HOW YOU CAN HELP in 4 STEPS:

On or before 2 pm on Friday 3 July 2020, please would you:

1. Write an email or record a voice memo about what has happened to you or to others, explaining in as much detail as possible the circumstances of those affected e.g. type of work, age group, ethnic heritage, working status, and any health issues.

2. Why do you think people from a BAME heritage have been so badly affected by Covid-19?

3. What do you think needs to change?

4. Send your story and answers to antiracistalliancetrust@gmail.com headed ‘Covid-19’ review.

Aratrust will:

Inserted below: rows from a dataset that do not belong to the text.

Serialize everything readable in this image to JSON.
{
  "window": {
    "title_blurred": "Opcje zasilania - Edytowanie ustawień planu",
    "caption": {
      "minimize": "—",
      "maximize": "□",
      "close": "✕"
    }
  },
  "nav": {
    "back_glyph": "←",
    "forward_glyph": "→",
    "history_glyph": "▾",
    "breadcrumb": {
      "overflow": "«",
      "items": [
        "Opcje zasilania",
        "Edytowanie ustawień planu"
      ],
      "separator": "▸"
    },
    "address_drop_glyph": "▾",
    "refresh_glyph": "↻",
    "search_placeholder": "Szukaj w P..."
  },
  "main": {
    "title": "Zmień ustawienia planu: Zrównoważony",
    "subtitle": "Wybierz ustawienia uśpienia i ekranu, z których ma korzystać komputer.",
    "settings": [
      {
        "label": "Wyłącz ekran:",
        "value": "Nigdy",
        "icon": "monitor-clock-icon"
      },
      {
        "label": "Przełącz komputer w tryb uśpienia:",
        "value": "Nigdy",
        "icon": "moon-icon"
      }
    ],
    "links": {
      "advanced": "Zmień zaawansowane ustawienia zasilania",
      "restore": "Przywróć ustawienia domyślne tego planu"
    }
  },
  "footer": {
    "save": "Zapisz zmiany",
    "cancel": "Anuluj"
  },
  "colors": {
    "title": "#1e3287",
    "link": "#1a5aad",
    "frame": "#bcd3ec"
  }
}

  1. Only use the data you provide for monitoring purposes and to inform the research for this submission to the Labour Party’s review.
  2. Use as many of the stories as possible as evidence for the submission.  The stories will not name or identify you.
  3. Write a submission setting out observations and recommendations and send it to the Labour Party.
  4. Send you the submission, which will also be published on the aratrust website and/or its social media feeds.

Thank you for your support.